[Entries from a dataset of interfaces]
BEGIN

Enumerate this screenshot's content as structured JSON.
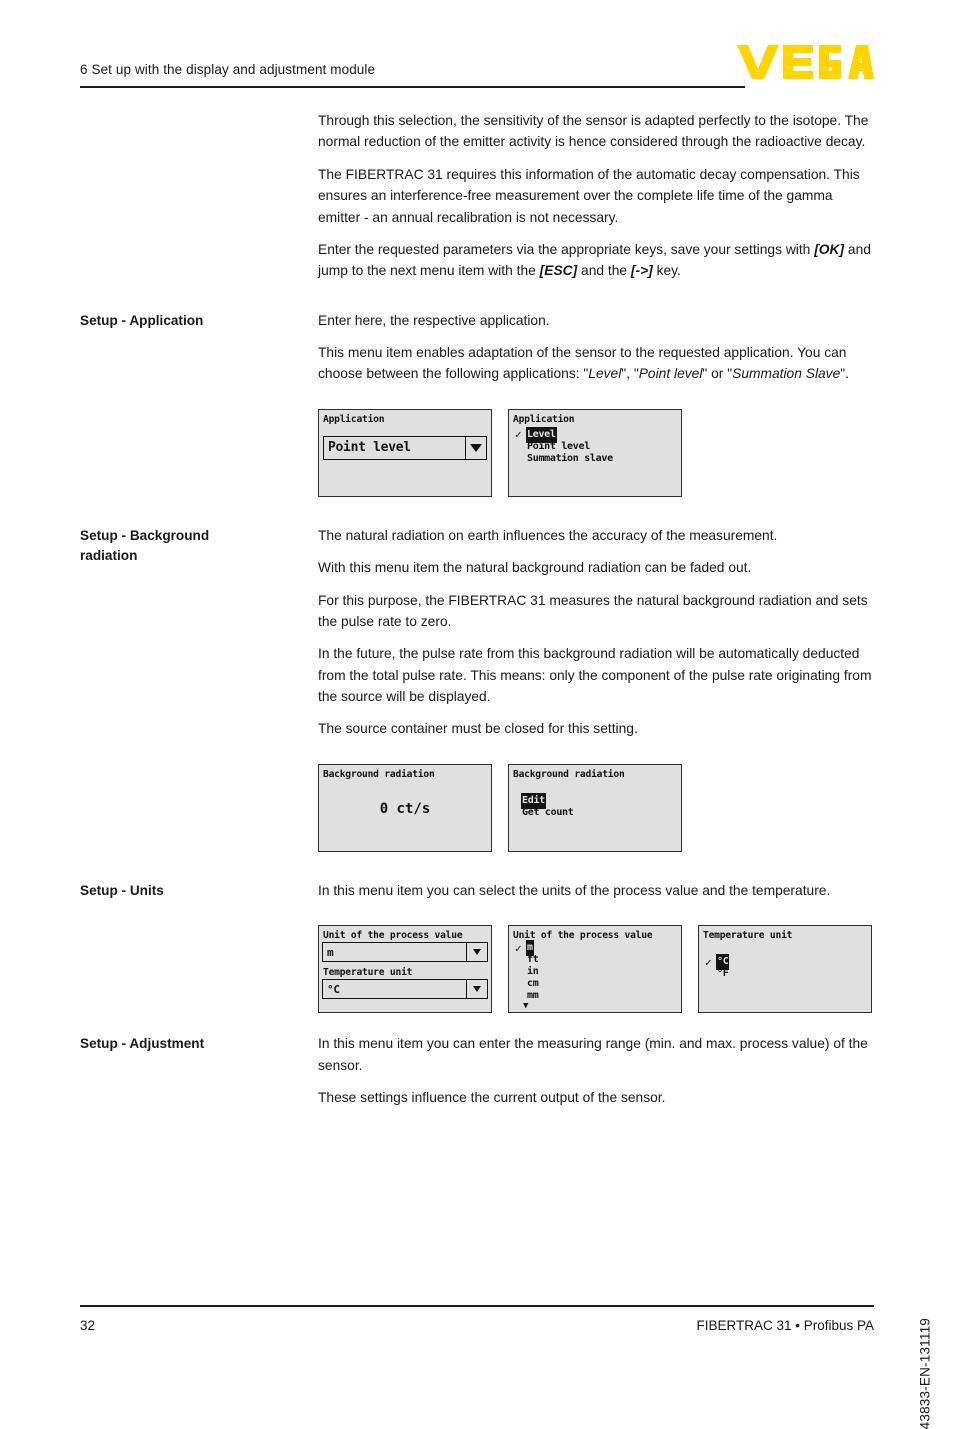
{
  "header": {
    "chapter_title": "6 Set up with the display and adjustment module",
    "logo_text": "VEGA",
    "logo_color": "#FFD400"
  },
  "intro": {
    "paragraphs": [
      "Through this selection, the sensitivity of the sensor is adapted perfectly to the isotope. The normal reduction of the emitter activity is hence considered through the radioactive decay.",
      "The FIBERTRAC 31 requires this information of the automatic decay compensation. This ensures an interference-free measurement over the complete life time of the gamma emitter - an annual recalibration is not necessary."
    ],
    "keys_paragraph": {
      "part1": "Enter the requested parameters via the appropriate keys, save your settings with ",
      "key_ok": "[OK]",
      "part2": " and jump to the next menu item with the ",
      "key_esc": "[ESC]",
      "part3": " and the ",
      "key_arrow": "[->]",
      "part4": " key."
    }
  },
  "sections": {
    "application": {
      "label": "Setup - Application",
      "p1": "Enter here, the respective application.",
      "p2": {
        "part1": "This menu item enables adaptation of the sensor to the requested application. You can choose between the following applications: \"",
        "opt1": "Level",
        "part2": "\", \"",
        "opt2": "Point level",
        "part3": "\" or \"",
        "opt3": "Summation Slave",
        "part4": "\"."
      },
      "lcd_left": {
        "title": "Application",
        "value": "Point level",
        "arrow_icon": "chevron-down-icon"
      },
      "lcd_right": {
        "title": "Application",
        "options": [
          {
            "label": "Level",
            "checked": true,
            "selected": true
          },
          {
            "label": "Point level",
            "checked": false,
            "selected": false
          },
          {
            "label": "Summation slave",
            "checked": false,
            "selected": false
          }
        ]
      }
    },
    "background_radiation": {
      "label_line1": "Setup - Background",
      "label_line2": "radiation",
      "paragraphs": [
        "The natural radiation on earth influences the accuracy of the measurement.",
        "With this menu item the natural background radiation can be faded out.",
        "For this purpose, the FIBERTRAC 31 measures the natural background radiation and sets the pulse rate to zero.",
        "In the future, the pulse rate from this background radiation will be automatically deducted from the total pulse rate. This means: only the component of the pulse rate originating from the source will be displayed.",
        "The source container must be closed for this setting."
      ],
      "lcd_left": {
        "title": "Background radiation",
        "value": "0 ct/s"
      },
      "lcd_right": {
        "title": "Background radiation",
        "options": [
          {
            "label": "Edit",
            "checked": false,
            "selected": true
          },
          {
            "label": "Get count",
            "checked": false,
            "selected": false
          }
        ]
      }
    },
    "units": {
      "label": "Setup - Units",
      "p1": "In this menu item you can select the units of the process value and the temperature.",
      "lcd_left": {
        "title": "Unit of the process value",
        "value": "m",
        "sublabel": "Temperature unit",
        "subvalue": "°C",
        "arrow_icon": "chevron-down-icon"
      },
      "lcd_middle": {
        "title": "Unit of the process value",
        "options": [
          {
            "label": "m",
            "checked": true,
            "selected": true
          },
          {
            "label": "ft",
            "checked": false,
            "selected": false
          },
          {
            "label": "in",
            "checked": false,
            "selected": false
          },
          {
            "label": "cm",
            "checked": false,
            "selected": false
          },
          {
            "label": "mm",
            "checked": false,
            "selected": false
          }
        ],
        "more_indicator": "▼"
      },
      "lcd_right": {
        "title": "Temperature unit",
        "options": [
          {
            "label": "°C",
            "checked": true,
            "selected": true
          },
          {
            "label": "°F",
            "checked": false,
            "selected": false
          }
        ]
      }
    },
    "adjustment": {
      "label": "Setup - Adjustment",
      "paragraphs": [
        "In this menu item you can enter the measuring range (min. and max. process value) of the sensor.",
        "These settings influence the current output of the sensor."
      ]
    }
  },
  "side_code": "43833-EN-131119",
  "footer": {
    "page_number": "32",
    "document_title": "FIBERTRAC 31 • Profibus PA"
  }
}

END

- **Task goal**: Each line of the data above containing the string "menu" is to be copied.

- **Written answer**:
      "part2": " and jump to the next menu item with the ",
        "part1": "This menu item enables adaptation of the sensor to the requested application. You can choose between the following applications: \"",
        "With this menu item the natural background radiation can be faded out.",
      "p1": "In this menu item you can select the units of the process value and the temperature.",
        "In this menu item you can enter the measuring range (min. and max. process value) of the sensor.",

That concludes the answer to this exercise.